» Your objective
Check each line of the material for the string "value", and copy the lines that have it.

» Information
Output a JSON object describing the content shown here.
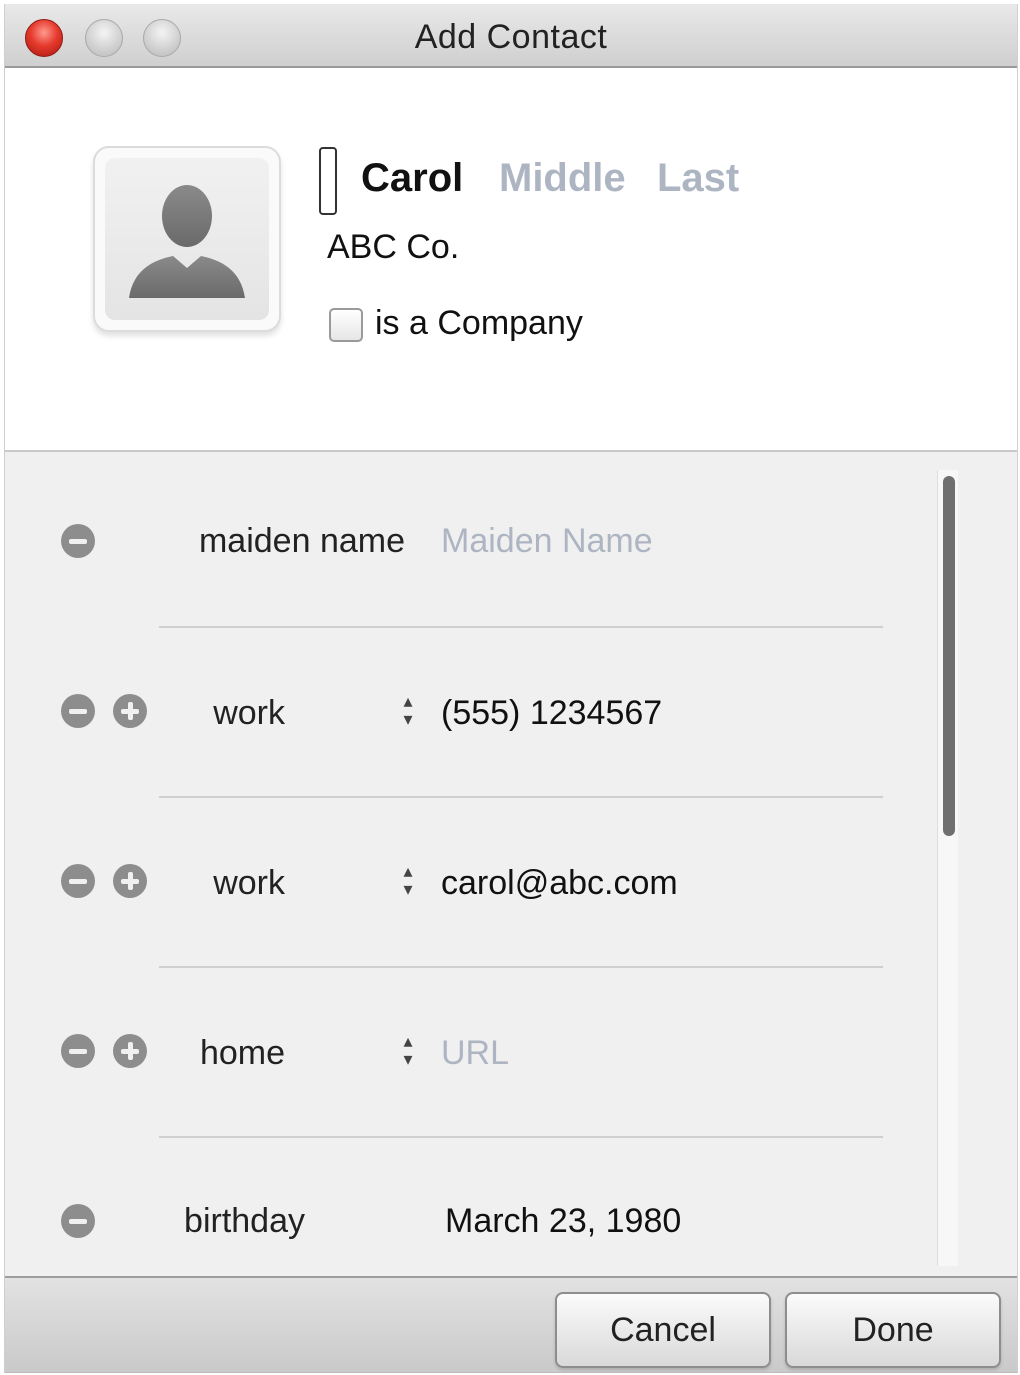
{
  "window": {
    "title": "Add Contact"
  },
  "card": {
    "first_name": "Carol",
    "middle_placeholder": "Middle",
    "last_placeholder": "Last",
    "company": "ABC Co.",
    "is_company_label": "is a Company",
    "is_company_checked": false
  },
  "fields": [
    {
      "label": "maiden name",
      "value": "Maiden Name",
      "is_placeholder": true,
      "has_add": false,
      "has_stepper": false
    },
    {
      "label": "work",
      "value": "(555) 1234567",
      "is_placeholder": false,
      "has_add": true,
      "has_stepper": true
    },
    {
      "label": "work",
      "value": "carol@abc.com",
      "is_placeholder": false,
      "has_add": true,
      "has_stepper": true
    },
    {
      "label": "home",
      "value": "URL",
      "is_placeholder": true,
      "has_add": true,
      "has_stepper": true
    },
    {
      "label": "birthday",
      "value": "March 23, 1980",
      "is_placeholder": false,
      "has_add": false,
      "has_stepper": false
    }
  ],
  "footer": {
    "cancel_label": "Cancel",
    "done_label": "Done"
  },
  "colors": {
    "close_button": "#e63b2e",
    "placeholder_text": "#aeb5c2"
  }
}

» Solution for this exercise
      "value": "Maiden Name",
      "value": "(555) 1234567",
      "value": "carol@abc.com",
      "value": "URL",
      "value": "March 23, 1980",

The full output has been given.